House Democrats have speculated that Trump’s pressure on Ukraine was not a one-off situation — particularly after his comments to China. The New York Times also reported last week that Trump recently pushed the Australian prime minister to “help Attorney General William P. Barr gather information for a Justice Department inquiry that Mr. Trump hopes will discredit the Mueller investigation.”
For now, Democrats plan to use those headlines to further substantiate their call to impeach Trump, even if they don’t investigate them as part of the inquiry. Rep. Daniel Kildee (D-Mich.), a deputy whip on Pelosi’s leadership team, said Trump’s China comment, for example, “certainly strengthens our case that this president is abusing his power in a way that is really dangerous for America.”
To be sure, Pelosi’s caucus appears largely behind her move to concentrate impeachment efforts on Ukraine — at least so far. Moderate Democrats sought the narrow strategy because they argue that the Ukraine controversy will register with voters in their competitive districts in a way that other scandals will not.
Many rank-and-file Democrats also fear that trying to investigate too much will undermine what they consider a strong case against Trump.
Even some of the most liberal House members, such as Rep. Pramila Jayapal (D-Wash.), co-chairman of the Congressional Progressive Caucus, back Pelosi’s Ukraine-focused strategy. Jayapal argued that the caucus needs to “stay focused on what is easiest to explain,” even as she said she was open to the notion of incorporating additional elements into the impeachment inquiry.
“It seems like every day we’re finding out a new thing,” she said, noting that caucus members would discuss the scope when they returned from a two-week recess next week. “That’s the conversation that will be going on and the balance we’ll be striking: We want to stay focused in on a simple message, and there might be one or two places where it’s actually bolstering the case of Ukraine to talk about the other situations.”
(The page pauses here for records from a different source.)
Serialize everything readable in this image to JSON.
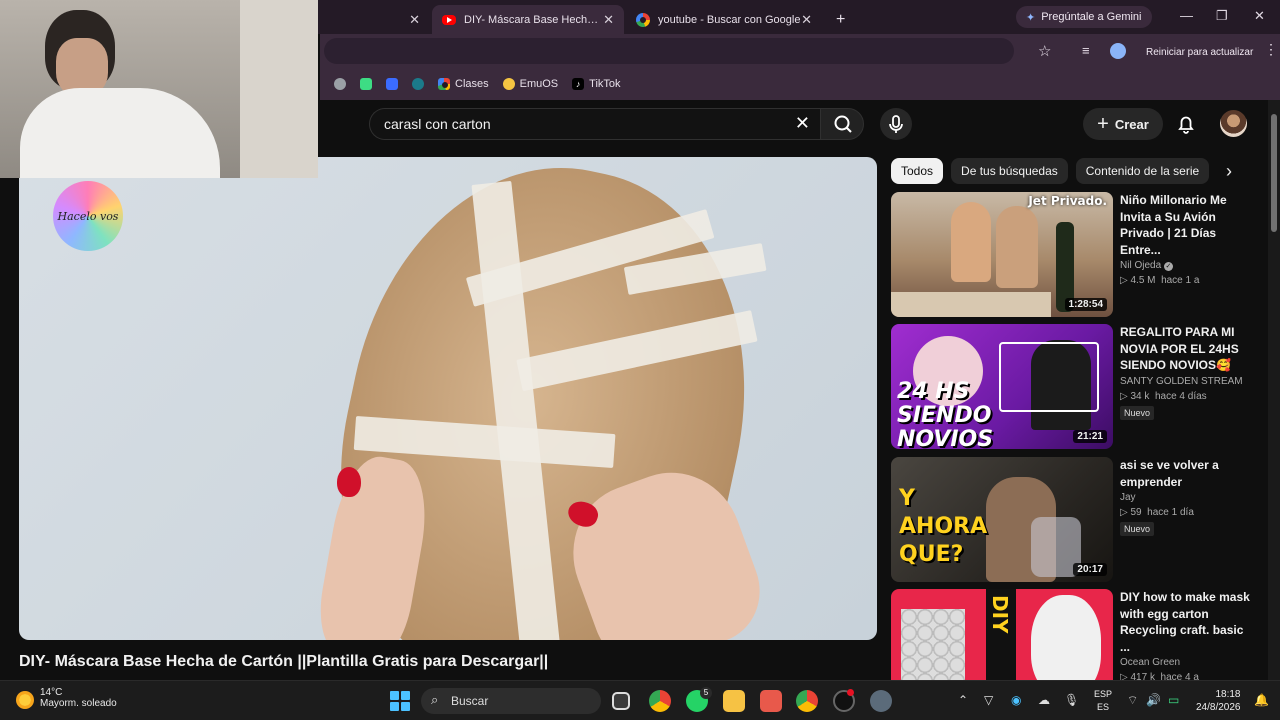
{
  "browser": {
    "tabs": [
      {
        "title": "",
        "active": false
      },
      {
        "title": "DIY- Máscara Base Hecha de Ca",
        "active": true
      },
      {
        "title": "youtube - Buscar con Google",
        "active": false
      }
    ],
    "gemini_label": "Pregúntale a Gemini",
    "update_label": "Reiniciar para actualizar",
    "bookmarks": [
      "Clases",
      "EmuOS",
      "TikTok"
    ]
  },
  "youtube": {
    "search_query": "carasl con carton",
    "create_label": "Crear",
    "video_title": "DIY- Máscara Base Hecha de Cartón ||Plantilla Gratis para Descargar||",
    "channel_logo_text": "Hacelo vos",
    "chips": [
      "Todos",
      "De tus búsquedas",
      "Contenido de la serie"
    ],
    "recommendations": [
      {
        "title": "Niño Millonario Me Invita a Su Avión Privado | 21 Días Entre...",
        "channel": "Nil Ojeda",
        "verified": true,
        "views": "4.5 M",
        "age": "hace 1 a",
        "duration": "1:28:54",
        "badge": "",
        "thumb_text": "Jet Privado."
      },
      {
        "title": "REGALITO PARA MI NOVIA POR EL 24HS SIENDO NOVIOS🥰",
        "channel": "SANTY GOLDEN STREAM",
        "verified": false,
        "views": "34 k",
        "age": "hace 4 días",
        "duration": "21:21",
        "badge": "Nuevo",
        "thumb_text": "24 HS SIENDO NOVIOS"
      },
      {
        "title": "asi se ve volver a emprender",
        "channel": "Jay",
        "verified": false,
        "views": "59",
        "age": "hace 1 día",
        "duration": "20:17",
        "badge": "Nuevo",
        "thumb_text": "Y AHORA QUE?"
      },
      {
        "title": "DIY how to make mask with egg carton Recycling craft. basic ...",
        "channel": "Ocean Green",
        "verified": false,
        "views": "417 k",
        "age": "hace 4 a",
        "duration": "",
        "badge": "",
        "thumb_text": "DIY"
      }
    ]
  },
  "taskbar": {
    "weather_temp": "14°C",
    "weather_desc": "Mayorm. soleado",
    "search_label": "Buscar",
    "whatsapp_badge": "5",
    "lang_top": "ESP",
    "lang_bottom": "ES",
    "time": "18:18",
    "date": "24/8/2026"
  },
  "colors": {
    "yt_red": "#ff0000",
    "accent": "#4cc2ff",
    "page_bg": "#0f0f0f"
  }
}
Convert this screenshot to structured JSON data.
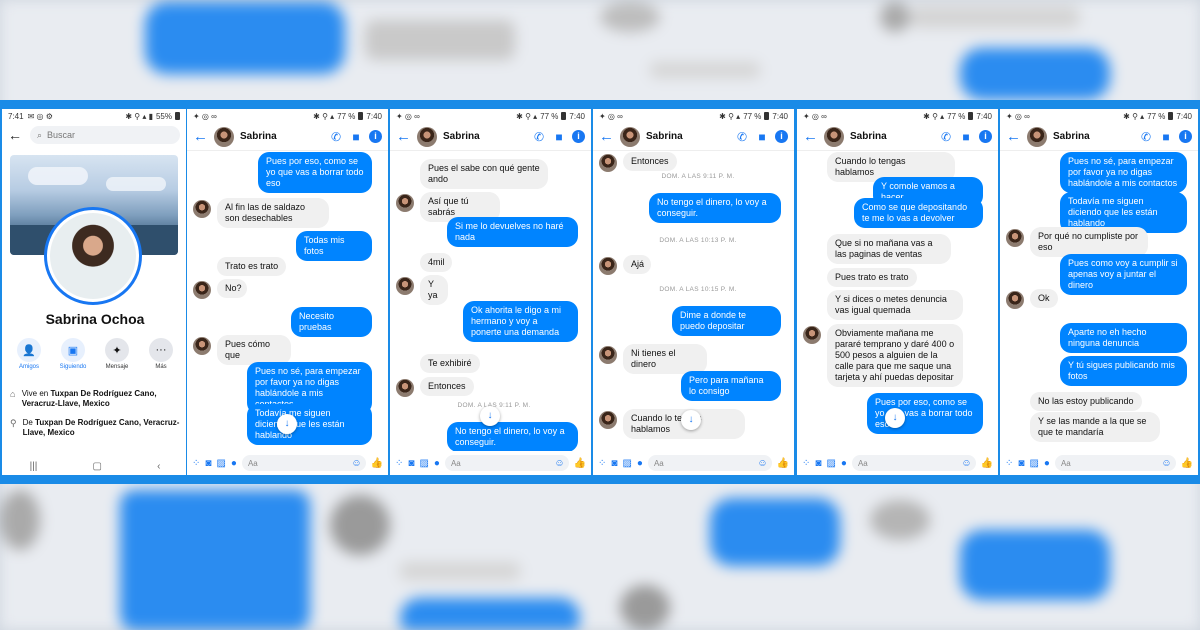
{
  "profile": {
    "status_time": "7:41",
    "status_battery": "55%",
    "search_placeholder": "Buscar",
    "name": "Sabrina Ochoa",
    "actions": [
      {
        "label": "Amigos",
        "icon": "friends-icon"
      },
      {
        "label": "Siguiendo",
        "icon": "following-icon"
      },
      {
        "label": "Mensaje",
        "icon": "messenger-icon"
      },
      {
        "label": "Más",
        "icon": "more-icon"
      }
    ],
    "info": [
      {
        "prefix": "Vive en ",
        "value": "Tuxpan De Rodríguez Cano, Veracruz-Llave, Mexico",
        "icon": "home-icon"
      },
      {
        "prefix": "De ",
        "value": "Tuxpan De Rodríguez Cano, Veracruz-Llave, Mexico",
        "icon": "location-icon"
      }
    ]
  },
  "chat": {
    "contact": "Sabrina",
    "status_time": "7:40",
    "status_battery": "77 %",
    "composer_placeholder": "Aa"
  },
  "panels": [
    {
      "items": [
        {
          "type": "out",
          "text": "Pues por eso, como se yo que vas a borrar todo eso"
        },
        {
          "type": "in",
          "text": "Al fin las de saldazo son desechables",
          "avatar": true
        },
        {
          "type": "out",
          "text": "Todas mis fotos"
        },
        {
          "type": "in",
          "text": "Trato es trato"
        },
        {
          "type": "in",
          "text": "No?",
          "avatar": true
        },
        {
          "type": "out",
          "text": "Necesito pruebas"
        },
        {
          "type": "in",
          "text": "Pues cómo que",
          "avatar": true
        },
        {
          "type": "out",
          "text": "Pues no sé, para empezar por favor ya no digas hablándole a mis contactos"
        },
        {
          "type": "out",
          "text": "Todavía me siguen diciendo que les están hablando"
        }
      ]
    },
    {
      "items": [
        {
          "type": "in",
          "text": "Pues el sabe con qué gente ando"
        },
        {
          "type": "in",
          "text": "Así que tú sabrás",
          "avatar": true
        },
        {
          "type": "out",
          "text": "Si me lo devuelves no haré nada"
        },
        {
          "type": "in",
          "text": "4mil"
        },
        {
          "type": "in",
          "text": "Y ya",
          "avatar": true
        },
        {
          "type": "out",
          "text": "Ok ahorita le digo a mi hermano y voy a ponerte una demanda"
        },
        {
          "type": "in",
          "text": "Te exhibiré"
        },
        {
          "type": "in",
          "text": "Entonces",
          "avatar": true
        },
        {
          "type": "time",
          "text": "DOM. A LAS 9:11 P. M."
        },
        {
          "type": "out",
          "text": "No tengo el dinero, lo voy a conseguir."
        }
      ]
    },
    {
      "items": [
        {
          "type": "in",
          "text": "Entonces",
          "avatar": true
        },
        {
          "type": "time",
          "text": "DOM. A LAS 9:11 P. M."
        },
        {
          "type": "out",
          "text": "No tengo el dinero, lo voy a conseguir."
        },
        {
          "type": "time",
          "text": "DOM. A LAS 10:13 P. M."
        },
        {
          "type": "in",
          "text": "Ajá",
          "avatar": true
        },
        {
          "type": "time",
          "text": "DOM. A LAS 10:15 P. M."
        },
        {
          "type": "out",
          "text": "Dime a donde te puedo depositar"
        },
        {
          "type": "in",
          "text": "Ni tienes el dinero",
          "avatar": true
        },
        {
          "type": "out",
          "text": "Pero para mañana lo consigo"
        },
        {
          "type": "in",
          "text": "Cuando lo tengas hablamos",
          "avatar": true
        }
      ]
    },
    {
      "items": [
        {
          "type": "in",
          "text": "Cuando lo tengas hablamos"
        },
        {
          "type": "out",
          "text": "Y comole vamos a hacer"
        },
        {
          "type": "out",
          "text": "Como se que depositando te me lo vas a devolver"
        },
        {
          "type": "in",
          "text": "Que si no mañana vas a las paginas de ventas"
        },
        {
          "type": "in",
          "text": "Pues trato es trato"
        },
        {
          "type": "in",
          "text": "Y si dices o metes denuncia vas igual quemada"
        },
        {
          "type": "in",
          "text": "Obviamente mañana me pararé temprano y daré 400 o 500 pesos a alguien de la calle para que me saque una tarjeta y ahí puedas depositar",
          "avatar": true
        },
        {
          "type": "out",
          "text": "Pues por eso, como se yo que vas a borrar todo eso"
        }
      ]
    },
    {
      "items": [
        {
          "type": "out",
          "text": "Pues no sé, para empezar por favor ya no digas hablándole a mis contactos"
        },
        {
          "type": "out",
          "text": "Todavía me siguen diciendo que les están hablando"
        },
        {
          "type": "in",
          "text": "Por qué no cumpliste por eso",
          "avatar": true
        },
        {
          "type": "out",
          "text": "Pues como voy a cumplir si apenas voy a juntar el dinero"
        },
        {
          "type": "in",
          "text": "Ok",
          "avatar": true
        },
        {
          "type": "out",
          "text": "Aparte no eh hecho ninguna denuncia"
        },
        {
          "type": "out",
          "text": "Y tú sigues publicando mis fotos"
        },
        {
          "type": "in",
          "text": "No las estoy publicando"
        },
        {
          "type": "in",
          "text": "Y se las mande a la que se que te mandaría"
        }
      ]
    }
  ]
}
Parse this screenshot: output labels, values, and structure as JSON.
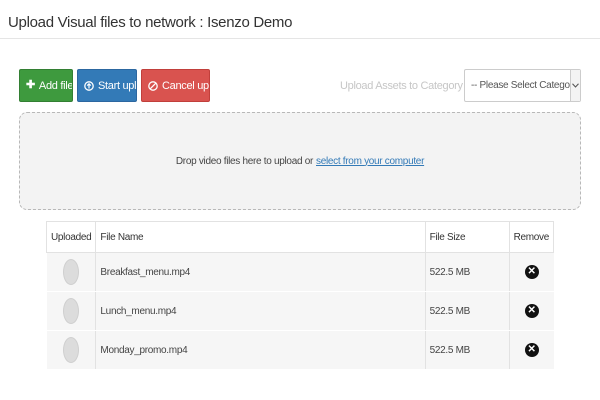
{
  "page": {
    "title": "Upload Visual files to network : Isenzo Demo"
  },
  "toolbar": {
    "add_label": "Add files...",
    "start_label": "Start upload",
    "cancel_label": "Cancel upload",
    "category_label": "Upload Assets to Category >>",
    "category_selected": "-- Please Select Category --"
  },
  "dropzone": {
    "text": "Drop video files here to upload or",
    "link_text": "select from your computer"
  },
  "table": {
    "headers": {
      "uploaded": "Uploaded",
      "file_name": "File Name",
      "file_size": "File Size",
      "remove": "Remove"
    },
    "rows": [
      {
        "file_name": "Breakfast_menu.mp4",
        "file_size": "522.5 MB"
      },
      {
        "file_name": "Lunch_menu.mp4",
        "file_size": "522.5 MB"
      },
      {
        "file_name": "Monday_promo.mp4",
        "file_size": "522.5 MB"
      }
    ]
  },
  "icons": {
    "add": "plus-icon",
    "start": "upload-icon",
    "cancel": "ban-icon",
    "select": "chevron-down-icon",
    "remove": "close-circle-icon"
  },
  "colors": {
    "add_button": "#3e9a3e",
    "start_button": "#337ab7",
    "cancel_button": "#d9534f",
    "link": "#337ab7"
  }
}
One factor contributing to the desire to concentrate on Ukraine is time. House Democrats hope to vote on articles of impeachment before the holidays so they can pivot back to policy matters in 2020 ahead of the election. Expanding the impeachment inquiry would no doubt complicate that timeline.
But some in the Democratic Party are questioning that logic given the damage the impeachment investigation is doing to Trump. Since Democrats launched their inquiry in late September, support for Trump has dipped and backing for impeachment has increased. A recent Post poll found that even GOP backing of ousting the president was on the rise, with 28 percent of Republicans supporting the impeachment inquiry and 18 percent saying they support removing Trump from office.
“This is the first time it feels like Democrats have been able to be truly on offense since we took the majority in 2018, and so walking away from that prematurely for the sake of an arbitrary deadline seems like a mistake to me,” Pfeiffer said. “The way this has played out the last few weeks, the way you’ve seen the poll numbers move on impeachment, it’s very clear that there is tremendous interest in what is happening here and it’s very clear that that interest is not good for Trump.”
In the Senate, one Democratic official suggested the party could benefit from a longer impeachment probe, as several vulnerable Republican senators would be forced to deal with a drawn-out process months before their elections.
Reports about Tillerson being pressured to interfere in an ongoing investigation at the behest of Trump and Giuliani could be a rich target for Democrats. While Trump has blocked numerous administration officials from testifying, Tillerson, who was ousted by Trump, has been willing to participate in previous Democratic inquiries, even secretly answering questions for the House Foreign Affairs Committee in the spring. Should Democrats call him to testify, he could be a fruitful witness.